Task to complete >>
Within the records below, find the line containing "Transcribe this image's". Reproduce it and each line after it exactly, and nothing else.

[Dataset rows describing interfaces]
=== Begin Enclosure ===
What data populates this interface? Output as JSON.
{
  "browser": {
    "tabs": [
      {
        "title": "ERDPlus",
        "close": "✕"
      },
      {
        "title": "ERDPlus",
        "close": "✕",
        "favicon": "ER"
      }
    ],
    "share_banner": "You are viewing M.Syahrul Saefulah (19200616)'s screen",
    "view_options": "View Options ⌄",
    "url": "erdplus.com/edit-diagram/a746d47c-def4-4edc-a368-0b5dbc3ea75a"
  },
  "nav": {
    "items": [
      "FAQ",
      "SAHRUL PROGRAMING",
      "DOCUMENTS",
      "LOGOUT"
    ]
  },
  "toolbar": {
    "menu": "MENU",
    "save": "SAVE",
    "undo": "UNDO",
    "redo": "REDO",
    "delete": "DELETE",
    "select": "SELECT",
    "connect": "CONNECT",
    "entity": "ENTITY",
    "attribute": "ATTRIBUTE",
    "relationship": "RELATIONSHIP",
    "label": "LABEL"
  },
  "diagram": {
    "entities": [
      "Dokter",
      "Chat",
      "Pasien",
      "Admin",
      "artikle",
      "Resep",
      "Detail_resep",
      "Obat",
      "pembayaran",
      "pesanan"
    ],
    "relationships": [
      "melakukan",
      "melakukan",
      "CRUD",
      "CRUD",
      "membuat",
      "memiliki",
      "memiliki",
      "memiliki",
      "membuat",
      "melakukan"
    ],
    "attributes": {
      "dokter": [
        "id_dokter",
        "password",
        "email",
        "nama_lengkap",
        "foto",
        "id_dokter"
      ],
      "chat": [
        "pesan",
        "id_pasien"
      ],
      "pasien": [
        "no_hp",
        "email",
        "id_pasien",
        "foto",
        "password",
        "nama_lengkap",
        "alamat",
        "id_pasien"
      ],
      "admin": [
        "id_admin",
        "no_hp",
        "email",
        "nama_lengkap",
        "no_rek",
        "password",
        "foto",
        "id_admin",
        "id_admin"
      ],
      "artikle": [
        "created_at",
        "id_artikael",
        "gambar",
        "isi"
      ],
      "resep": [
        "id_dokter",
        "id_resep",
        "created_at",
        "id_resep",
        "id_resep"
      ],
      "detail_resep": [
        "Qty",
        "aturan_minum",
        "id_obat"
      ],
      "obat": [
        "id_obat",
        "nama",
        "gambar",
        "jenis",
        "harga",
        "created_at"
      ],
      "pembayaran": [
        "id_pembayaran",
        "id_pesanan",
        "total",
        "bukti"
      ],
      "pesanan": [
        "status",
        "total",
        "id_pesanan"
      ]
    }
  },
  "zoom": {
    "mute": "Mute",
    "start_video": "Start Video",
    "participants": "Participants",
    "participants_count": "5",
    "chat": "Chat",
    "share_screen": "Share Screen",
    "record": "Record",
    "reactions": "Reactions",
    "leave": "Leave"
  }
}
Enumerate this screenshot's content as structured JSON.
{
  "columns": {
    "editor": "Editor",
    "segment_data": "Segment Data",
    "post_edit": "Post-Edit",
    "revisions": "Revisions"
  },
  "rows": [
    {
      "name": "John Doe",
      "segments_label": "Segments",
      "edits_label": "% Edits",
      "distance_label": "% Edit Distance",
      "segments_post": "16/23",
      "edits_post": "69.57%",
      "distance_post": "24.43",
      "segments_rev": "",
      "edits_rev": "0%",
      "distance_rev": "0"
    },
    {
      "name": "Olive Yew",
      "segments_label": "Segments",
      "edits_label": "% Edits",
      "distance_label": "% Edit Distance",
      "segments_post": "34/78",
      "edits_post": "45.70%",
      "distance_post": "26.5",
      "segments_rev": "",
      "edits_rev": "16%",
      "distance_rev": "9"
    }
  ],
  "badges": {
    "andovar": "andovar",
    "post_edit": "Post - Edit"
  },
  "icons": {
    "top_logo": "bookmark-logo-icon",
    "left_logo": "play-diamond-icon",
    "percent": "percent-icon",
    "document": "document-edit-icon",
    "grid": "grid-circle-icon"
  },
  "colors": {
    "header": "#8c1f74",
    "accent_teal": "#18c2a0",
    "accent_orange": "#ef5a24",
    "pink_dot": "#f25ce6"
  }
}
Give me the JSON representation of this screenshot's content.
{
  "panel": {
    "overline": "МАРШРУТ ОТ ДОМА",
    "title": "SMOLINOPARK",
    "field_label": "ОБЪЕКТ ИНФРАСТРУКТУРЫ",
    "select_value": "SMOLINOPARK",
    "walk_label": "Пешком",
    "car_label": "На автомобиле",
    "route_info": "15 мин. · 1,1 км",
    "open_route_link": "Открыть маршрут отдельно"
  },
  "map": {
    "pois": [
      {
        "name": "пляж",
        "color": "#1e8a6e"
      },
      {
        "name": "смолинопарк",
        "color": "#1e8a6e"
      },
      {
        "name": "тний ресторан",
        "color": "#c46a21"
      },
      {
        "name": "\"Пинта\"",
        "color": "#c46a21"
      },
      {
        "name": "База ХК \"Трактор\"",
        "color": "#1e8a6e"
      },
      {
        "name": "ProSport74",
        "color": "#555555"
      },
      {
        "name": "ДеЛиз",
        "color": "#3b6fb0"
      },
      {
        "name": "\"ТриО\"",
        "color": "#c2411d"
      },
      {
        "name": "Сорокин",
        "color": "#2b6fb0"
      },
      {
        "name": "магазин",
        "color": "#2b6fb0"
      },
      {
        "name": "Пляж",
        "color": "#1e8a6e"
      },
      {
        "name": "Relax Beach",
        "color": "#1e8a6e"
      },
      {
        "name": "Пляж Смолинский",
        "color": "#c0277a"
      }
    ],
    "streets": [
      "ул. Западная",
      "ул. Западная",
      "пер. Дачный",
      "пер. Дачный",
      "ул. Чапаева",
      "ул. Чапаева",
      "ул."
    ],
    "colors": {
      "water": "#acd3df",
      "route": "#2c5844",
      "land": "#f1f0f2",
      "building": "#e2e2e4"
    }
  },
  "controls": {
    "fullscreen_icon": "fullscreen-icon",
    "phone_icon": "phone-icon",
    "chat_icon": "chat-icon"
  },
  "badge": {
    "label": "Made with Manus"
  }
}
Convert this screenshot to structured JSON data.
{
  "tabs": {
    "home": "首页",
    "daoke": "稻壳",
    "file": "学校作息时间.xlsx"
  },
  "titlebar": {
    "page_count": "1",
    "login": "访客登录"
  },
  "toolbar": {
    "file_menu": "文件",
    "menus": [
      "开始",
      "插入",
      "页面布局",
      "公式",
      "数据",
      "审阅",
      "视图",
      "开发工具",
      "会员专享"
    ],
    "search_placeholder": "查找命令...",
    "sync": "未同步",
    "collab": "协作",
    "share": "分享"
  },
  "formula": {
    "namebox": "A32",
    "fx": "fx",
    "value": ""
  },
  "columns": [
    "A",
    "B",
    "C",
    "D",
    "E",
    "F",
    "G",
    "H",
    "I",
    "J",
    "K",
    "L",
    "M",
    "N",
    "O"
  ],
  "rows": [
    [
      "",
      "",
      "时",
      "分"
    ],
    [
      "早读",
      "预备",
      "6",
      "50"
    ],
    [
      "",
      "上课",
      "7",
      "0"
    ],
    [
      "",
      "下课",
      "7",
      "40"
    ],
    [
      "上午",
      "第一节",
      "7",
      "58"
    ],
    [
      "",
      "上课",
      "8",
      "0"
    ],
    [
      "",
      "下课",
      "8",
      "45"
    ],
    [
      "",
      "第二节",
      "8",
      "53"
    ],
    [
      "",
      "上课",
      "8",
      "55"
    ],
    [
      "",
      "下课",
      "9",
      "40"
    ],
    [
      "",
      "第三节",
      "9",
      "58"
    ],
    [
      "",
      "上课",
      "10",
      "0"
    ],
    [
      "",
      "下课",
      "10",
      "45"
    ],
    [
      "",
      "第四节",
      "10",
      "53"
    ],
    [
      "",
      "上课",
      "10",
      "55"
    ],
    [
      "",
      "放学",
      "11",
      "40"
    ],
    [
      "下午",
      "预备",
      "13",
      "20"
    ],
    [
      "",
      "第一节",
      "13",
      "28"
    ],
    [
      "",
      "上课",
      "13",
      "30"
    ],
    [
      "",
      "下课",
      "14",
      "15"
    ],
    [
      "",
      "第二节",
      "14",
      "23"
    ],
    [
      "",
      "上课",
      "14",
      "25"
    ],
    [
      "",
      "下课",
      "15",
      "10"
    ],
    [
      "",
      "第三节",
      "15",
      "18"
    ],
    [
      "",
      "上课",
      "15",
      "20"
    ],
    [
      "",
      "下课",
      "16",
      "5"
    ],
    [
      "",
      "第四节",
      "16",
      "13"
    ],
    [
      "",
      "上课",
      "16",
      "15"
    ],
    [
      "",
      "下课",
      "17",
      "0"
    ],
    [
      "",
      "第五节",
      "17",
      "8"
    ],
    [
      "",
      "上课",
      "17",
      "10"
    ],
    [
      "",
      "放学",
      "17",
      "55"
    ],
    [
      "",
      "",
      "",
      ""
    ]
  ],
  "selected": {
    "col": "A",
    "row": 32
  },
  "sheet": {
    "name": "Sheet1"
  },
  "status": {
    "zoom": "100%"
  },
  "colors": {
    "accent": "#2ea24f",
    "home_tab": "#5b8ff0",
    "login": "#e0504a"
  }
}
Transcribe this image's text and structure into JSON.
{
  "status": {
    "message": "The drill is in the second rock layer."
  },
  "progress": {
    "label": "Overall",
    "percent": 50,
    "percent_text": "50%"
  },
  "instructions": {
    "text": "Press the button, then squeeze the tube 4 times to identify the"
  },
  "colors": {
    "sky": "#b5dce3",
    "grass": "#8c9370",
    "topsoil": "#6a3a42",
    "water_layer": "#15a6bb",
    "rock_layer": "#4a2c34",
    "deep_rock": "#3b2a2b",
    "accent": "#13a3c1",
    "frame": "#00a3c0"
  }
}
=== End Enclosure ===
Task result >>
Transcribe this image's text and structure into JSON.
{
  "status": {
    "message": "The drill is in the second rock layer."
  },
  "progress": {
    "label": "Overall",
    "percent": 50,
    "percent_text": "50%"
  },
  "instructions": {
    "text": "Press the button, then squeeze the tube 4 times to identify the"
  },
  "colors": {
    "sky": "#b5dce3",
    "grass": "#8c9370",
    "topsoil": "#6a3a42",
    "water_layer": "#15a6bb",
    "rock_layer": "#4a2c34",
    "deep_rock": "#3b2a2b",
    "accent": "#13a3c1",
    "frame": "#00a3c0"
  }
}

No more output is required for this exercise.